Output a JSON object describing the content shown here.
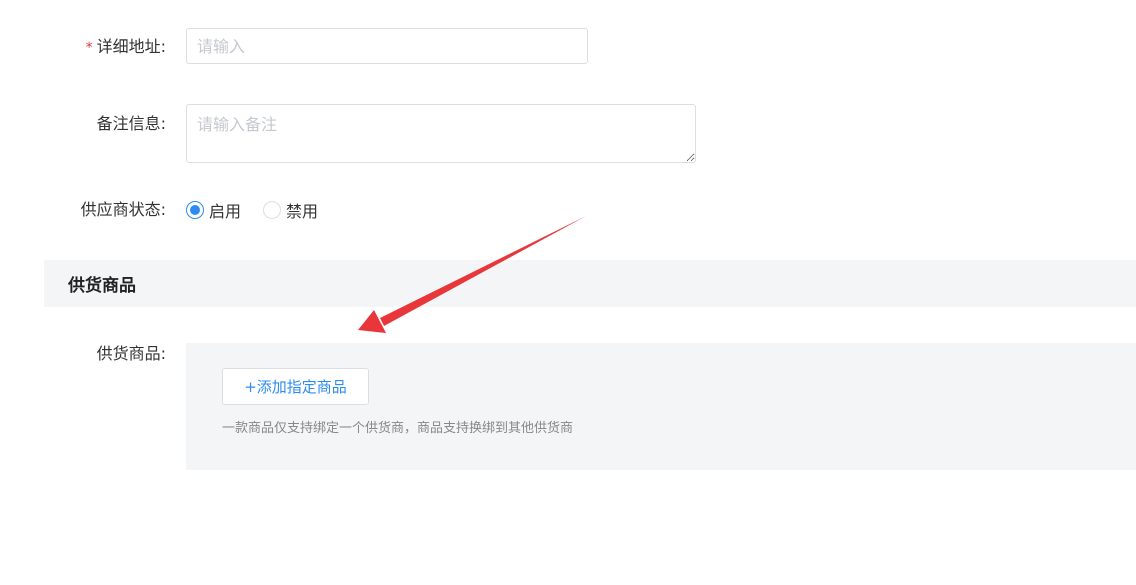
{
  "form": {
    "address": {
      "required_mark": "*",
      "label": "详细地址:",
      "value": "",
      "placeholder": "请输入"
    },
    "remark": {
      "label": "备注信息:",
      "value": "",
      "placeholder": "请输入备注"
    },
    "status": {
      "label": "供应商状态:",
      "options": [
        {
          "label": "启用",
          "checked": true
        },
        {
          "label": "禁用",
          "checked": false
        }
      ]
    }
  },
  "goods_section": {
    "title": "供货商品",
    "label": "供货商品:",
    "add_button_label": "+添加指定商品",
    "hint": "一款商品仅支持绑定一个供货商，商品支持换绑到其他供货商"
  },
  "colors": {
    "accent": "#2d8cf0",
    "required": "#e4393c",
    "annotation_arrow": "#e8363a",
    "panel_bg": "#f4f5f7"
  }
}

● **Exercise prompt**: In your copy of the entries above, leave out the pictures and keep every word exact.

● **Result**:
Output a JSON object describing the content shown here.
{
  "form": {
    "address": {
      "required_mark": "*",
      "label": "详细地址:",
      "value": "",
      "placeholder": "请输入"
    },
    "remark": {
      "label": "备注信息:",
      "value": "",
      "placeholder": "请输入备注"
    },
    "status": {
      "label": "供应商状态:",
      "options": [
        {
          "label": "启用",
          "checked": true
        },
        {
          "label": "禁用",
          "checked": false
        }
      ]
    }
  },
  "goods_section": {
    "title": "供货商品",
    "label": "供货商品:",
    "add_button_label": "+添加指定商品",
    "hint": "一款商品仅支持绑定一个供货商，商品支持换绑到其他供货商"
  },
  "colors": {
    "accent": "#2d8cf0",
    "required": "#e4393c",
    "annotation_arrow": "#e8363a",
    "panel_bg": "#f4f5f7"
  }
}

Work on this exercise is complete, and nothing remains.